_Work instruction_.
Repeat each line of the data exactly as written.

*** Opening of Material provided ***

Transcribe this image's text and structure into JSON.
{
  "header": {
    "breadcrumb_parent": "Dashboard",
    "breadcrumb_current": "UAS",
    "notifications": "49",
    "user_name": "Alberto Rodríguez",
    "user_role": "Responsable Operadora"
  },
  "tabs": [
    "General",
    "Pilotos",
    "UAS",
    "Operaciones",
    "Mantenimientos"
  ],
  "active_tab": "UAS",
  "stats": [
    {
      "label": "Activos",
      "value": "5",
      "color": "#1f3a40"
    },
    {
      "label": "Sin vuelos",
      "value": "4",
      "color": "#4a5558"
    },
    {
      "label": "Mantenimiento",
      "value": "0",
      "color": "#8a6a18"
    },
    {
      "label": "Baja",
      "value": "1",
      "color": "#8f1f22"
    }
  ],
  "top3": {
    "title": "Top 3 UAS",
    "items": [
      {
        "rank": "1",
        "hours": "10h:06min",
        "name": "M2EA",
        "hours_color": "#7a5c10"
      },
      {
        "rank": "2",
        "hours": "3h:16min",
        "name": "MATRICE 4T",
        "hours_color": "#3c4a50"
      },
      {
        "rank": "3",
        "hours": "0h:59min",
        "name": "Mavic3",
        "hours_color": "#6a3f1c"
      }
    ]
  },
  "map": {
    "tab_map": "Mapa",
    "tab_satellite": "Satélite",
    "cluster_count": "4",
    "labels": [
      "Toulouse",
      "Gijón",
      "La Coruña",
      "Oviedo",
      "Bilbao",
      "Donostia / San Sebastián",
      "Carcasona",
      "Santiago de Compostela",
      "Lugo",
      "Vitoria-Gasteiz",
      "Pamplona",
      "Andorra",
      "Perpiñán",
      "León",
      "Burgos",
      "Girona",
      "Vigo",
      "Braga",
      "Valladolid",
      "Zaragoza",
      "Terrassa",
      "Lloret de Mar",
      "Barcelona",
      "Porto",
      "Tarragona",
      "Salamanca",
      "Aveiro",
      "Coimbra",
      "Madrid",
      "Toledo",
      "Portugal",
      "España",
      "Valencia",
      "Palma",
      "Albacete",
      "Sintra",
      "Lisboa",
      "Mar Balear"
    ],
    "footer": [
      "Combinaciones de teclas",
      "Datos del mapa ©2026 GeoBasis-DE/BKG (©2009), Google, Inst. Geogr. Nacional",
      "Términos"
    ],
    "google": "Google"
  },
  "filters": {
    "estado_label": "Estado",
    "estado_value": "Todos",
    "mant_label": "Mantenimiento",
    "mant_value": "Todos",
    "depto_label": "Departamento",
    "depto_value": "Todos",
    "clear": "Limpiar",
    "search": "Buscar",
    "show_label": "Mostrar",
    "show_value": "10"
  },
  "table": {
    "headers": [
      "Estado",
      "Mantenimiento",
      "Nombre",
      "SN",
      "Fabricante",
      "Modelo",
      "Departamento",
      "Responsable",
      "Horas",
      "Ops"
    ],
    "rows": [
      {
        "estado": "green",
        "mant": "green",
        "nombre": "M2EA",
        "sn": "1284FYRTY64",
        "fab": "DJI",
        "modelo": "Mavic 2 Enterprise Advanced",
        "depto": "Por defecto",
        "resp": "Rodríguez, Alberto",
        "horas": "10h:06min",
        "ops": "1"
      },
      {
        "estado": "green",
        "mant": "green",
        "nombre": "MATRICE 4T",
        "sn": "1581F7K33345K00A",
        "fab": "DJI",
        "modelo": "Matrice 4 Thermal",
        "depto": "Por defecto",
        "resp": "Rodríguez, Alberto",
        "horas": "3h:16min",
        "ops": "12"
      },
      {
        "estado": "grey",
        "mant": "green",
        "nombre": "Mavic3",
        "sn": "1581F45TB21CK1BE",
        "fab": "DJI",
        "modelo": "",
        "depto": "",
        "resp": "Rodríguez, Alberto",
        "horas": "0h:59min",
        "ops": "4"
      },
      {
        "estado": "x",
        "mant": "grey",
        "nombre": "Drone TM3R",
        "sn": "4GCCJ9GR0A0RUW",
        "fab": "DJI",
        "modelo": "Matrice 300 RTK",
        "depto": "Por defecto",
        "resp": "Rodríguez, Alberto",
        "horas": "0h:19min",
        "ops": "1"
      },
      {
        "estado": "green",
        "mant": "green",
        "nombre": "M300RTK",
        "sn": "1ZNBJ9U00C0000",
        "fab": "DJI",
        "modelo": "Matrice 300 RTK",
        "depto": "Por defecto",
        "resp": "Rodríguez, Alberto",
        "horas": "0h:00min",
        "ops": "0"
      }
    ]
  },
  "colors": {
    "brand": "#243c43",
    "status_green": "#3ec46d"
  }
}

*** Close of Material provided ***

_Reply_.
Transcribe this image's text and structure into JSON.
{
  "header": {
    "breadcrumb_parent": "Dashboard",
    "breadcrumb_current": "UAS",
    "notifications": "49",
    "user_name": "Alberto Rodríguez",
    "user_role": "Responsable Operadora"
  },
  "tabs": [
    "General",
    "Pilotos",
    "UAS",
    "Operaciones",
    "Mantenimientos"
  ],
  "active_tab": "UAS",
  "stats": [
    {
      "label": "Activos",
      "value": "5",
      "color": "#1f3a40"
    },
    {
      "label": "Sin vuelos",
      "value": "4",
      "color": "#4a5558"
    },
    {
      "label": "Mantenimiento",
      "value": "0",
      "color": "#8a6a18"
    },
    {
      "label": "Baja",
      "value": "1",
      "color": "#8f1f22"
    }
  ],
  "top3": {
    "title": "Top 3 UAS",
    "items": [
      {
        "rank": "1",
        "hours": "10h:06min",
        "name": "M2EA",
        "hours_color": "#7a5c10"
      },
      {
        "rank": "2",
        "hours": "3h:16min",
        "name": "MATRICE 4T",
        "hours_color": "#3c4a50"
      },
      {
        "rank": "3",
        "hours": "0h:59min",
        "name": "Mavic3",
        "hours_color": "#6a3f1c"
      }
    ]
  },
  "map": {
    "tab_map": "Mapa",
    "tab_satellite": "Satélite",
    "cluster_count": "4",
    "labels": [
      "Toulouse",
      "Gijón",
      "La Coruña",
      "Oviedo",
      "Bilbao",
      "Donostia / San Sebastián",
      "Carcasona",
      "Santiago de Compostela",
      "Lugo",
      "Vitoria-Gasteiz",
      "Pamplona",
      "Andorra",
      "Perpiñán",
      "León",
      "Burgos",
      "Girona",
      "Vigo",
      "Braga",
      "Valladolid",
      "Zaragoza",
      "Terrassa",
      "Lloret de Mar",
      "Barcelona",
      "Porto",
      "Tarragona",
      "Salamanca",
      "Aveiro",
      "Coimbra",
      "Madrid",
      "Toledo",
      "Portugal",
      "España",
      "Valencia",
      "Palma",
      "Albacete",
      "Sintra",
      "Lisboa",
      "Mar Balear"
    ],
    "footer": [
      "Combinaciones de teclas",
      "Datos del mapa ©2026 GeoBasis-DE/BKG (©2009), Google, Inst. Geogr. Nacional",
      "Términos"
    ],
    "google": "Google"
  },
  "filters": {
    "estado_label": "Estado",
    "estado_value": "Todos",
    "mant_label": "Mantenimiento",
    "mant_value": "Todos",
    "depto_label": "Departamento",
    "depto_value": "Todos",
    "clear": "Limpiar",
    "search": "Buscar",
    "show_label": "Mostrar",
    "show_value": "10"
  },
  "table": {
    "headers": [
      "Estado",
      "Mantenimiento",
      "Nombre",
      "SN",
      "Fabricante",
      "Modelo",
      "Departamento",
      "Responsable",
      "Horas",
      "Ops"
    ],
    "rows": [
      {
        "estado": "green",
        "mant": "green",
        "nombre": "M2EA",
        "sn": "1284FYRTY64",
        "fab": "DJI",
        "modelo": "Mavic 2 Enterprise Advanced",
        "depto": "Por defecto",
        "resp": "Rodríguez, Alberto",
        "horas": "10h:06min",
        "ops": "1"
      },
      {
        "estado": "green",
        "mant": "green",
        "nombre": "MATRICE 4T",
        "sn": "1581F7K33345K00A",
        "fab": "DJI",
        "modelo": "Matrice 4 Thermal",
        "depto": "Por defecto",
        "resp": "Rodríguez, Alberto",
        "horas": "3h:16min",
        "ops": "12"
      },
      {
        "estado": "grey",
        "mant": "green",
        "nombre": "Mavic3",
        "sn": "1581F45TB21CK1BE",
        "fab": "DJI",
        "modelo": "",
        "depto": "",
        "resp": "Rodríguez, Alberto",
        "horas": "0h:59min",
        "ops": "4"
      },
      {
        "estado": "x",
        "mant": "grey",
        "nombre": "Drone TM3R",
        "sn": "4GCCJ9GR0A0RUW",
        "fab": "DJI",
        "modelo": "Matrice 300 RTK",
        "depto": "Por defecto",
        "resp": "Rodríguez, Alberto",
        "horas": "0h:19min",
        "ops": "1"
      },
      {
        "estado": "green",
        "mant": "green",
        "nombre": "M300RTK",
        "sn": "1ZNBJ9U00C0000",
        "fab": "DJI",
        "modelo": "Matrice 300 RTK",
        "depto": "Por defecto",
        "resp": "Rodríguez, Alberto",
        "horas": "0h:00min",
        "ops": "0"
      }
    ]
  },
  "colors": {
    "brand": "#243c43",
    "status_green": "#3ec46d"
  }
}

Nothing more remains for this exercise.